***** Excerpted records *****

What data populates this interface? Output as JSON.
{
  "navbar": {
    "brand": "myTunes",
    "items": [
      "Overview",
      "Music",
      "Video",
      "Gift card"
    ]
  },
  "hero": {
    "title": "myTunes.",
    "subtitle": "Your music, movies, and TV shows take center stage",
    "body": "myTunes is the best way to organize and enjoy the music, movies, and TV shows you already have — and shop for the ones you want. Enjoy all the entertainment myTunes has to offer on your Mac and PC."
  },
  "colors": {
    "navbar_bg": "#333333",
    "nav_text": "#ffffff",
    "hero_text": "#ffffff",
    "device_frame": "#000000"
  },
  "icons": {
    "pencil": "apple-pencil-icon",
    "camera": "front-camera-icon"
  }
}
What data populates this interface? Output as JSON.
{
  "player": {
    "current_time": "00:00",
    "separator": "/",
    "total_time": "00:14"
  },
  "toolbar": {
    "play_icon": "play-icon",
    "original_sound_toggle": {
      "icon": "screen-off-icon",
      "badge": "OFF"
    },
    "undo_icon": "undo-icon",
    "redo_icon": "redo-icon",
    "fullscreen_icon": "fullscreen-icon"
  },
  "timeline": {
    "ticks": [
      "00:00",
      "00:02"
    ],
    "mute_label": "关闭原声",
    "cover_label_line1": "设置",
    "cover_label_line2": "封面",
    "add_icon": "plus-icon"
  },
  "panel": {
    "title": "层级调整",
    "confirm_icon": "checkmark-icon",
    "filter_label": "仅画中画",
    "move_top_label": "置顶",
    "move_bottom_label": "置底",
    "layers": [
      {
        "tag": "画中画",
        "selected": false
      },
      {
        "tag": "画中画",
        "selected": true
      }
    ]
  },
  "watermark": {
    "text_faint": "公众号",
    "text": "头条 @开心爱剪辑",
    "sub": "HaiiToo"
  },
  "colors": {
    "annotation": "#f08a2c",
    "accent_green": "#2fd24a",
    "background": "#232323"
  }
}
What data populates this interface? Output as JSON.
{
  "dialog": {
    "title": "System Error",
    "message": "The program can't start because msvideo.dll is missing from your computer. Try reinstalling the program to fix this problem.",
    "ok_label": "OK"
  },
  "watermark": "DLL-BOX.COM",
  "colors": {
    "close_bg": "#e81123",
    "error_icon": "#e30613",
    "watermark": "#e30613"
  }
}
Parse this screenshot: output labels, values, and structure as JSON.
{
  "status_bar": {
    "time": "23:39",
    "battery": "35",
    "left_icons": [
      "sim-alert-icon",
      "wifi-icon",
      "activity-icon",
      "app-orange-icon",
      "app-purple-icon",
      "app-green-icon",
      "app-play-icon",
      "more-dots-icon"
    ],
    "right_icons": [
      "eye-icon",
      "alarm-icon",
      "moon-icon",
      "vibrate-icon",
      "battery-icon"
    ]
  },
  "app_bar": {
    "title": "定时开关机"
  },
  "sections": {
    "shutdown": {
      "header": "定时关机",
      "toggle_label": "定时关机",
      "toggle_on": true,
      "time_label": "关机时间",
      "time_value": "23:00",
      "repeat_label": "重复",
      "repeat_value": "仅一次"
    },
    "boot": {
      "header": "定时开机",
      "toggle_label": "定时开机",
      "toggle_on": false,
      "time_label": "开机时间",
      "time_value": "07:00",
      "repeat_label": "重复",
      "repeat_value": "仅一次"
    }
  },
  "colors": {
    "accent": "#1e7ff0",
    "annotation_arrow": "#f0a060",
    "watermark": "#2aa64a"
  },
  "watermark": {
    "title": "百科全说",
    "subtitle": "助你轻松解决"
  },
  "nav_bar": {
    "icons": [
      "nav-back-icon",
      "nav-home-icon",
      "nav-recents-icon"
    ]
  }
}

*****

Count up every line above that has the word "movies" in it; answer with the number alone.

2